Keep in mind that when fitting any therapeutic lens following corneal surgery, special considerations require very close monitoring for infection and the use of materials that provide complete corneal coverage and high oxygen flux. Regular lens replacement is also necessary.
Contact lenses have served the ophthalmic community admirably over the years. Fitting lenses following keratoprosthesis surgery for a surrounding protective effect is just another use, illustrating the utility of the soft lens material. Celsus would be proud of the advances made since his first application.
1. Chan W, Weissman BA. Therapeutic contact lenses. In: Bennett ES, Weissman BA, eds. Clinical Contact Lens Practice. Philadelphia: Lippincott, Williams & Wilkins. 2005:549-73.
2. Dohlman CH, Dudenhoefer EJ, Khan BF, Morneault S. Protection of the ocular surface after keratoprosthesis surgery: The role of soft contact lenses. CLAO J. 2002 Apr;28(2):72-4.
3. McMahon TT, Szczotka-Flynn LB. Contact lens applications for ocular trauma, disease and surgery. In: Bennett ES and Weissman BA, eds. Clinical Contact Lens Practice. Philadelphia: Lippincott, Williams & Wilkins. 2005:549-73.
4. Trattler W. Bandage contact lenses. Eyecare Educators. Available at: www.eyecareeducators.com/site/bandage_contact_lenses.htm (accessed August 2011).
5. Artificial Cornea – The Boston Keratoprosthesis.
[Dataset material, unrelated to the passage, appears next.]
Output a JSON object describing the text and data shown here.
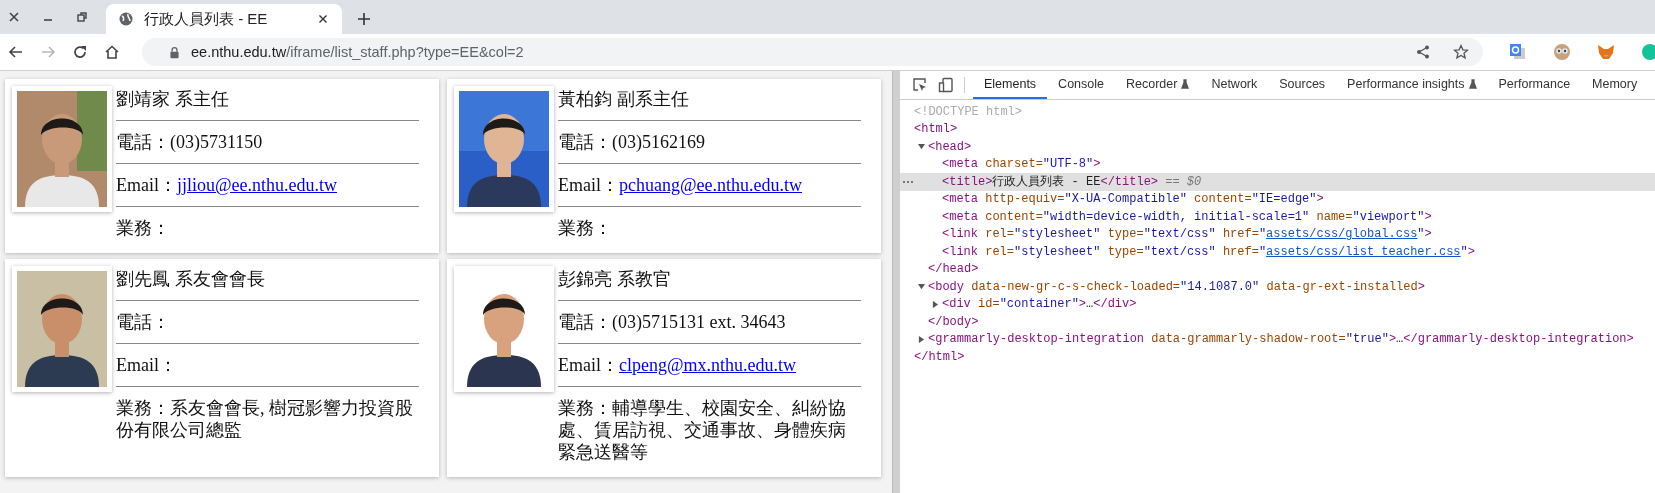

Massachusetts Eye & Ear. Available at: www.masseyeandear.org/specialties/ophthalmology/cornea-and-refractive-surgery/keratoprosthesis (accessed August 2011).
6. Sayegh R, Diaz LA, Vargas-Martín F, et al. Optical functional properties of the Boston Keratoprosthesis. Invest Ophthalmol Vis Sci. 2010 Feb;51(2):857-63.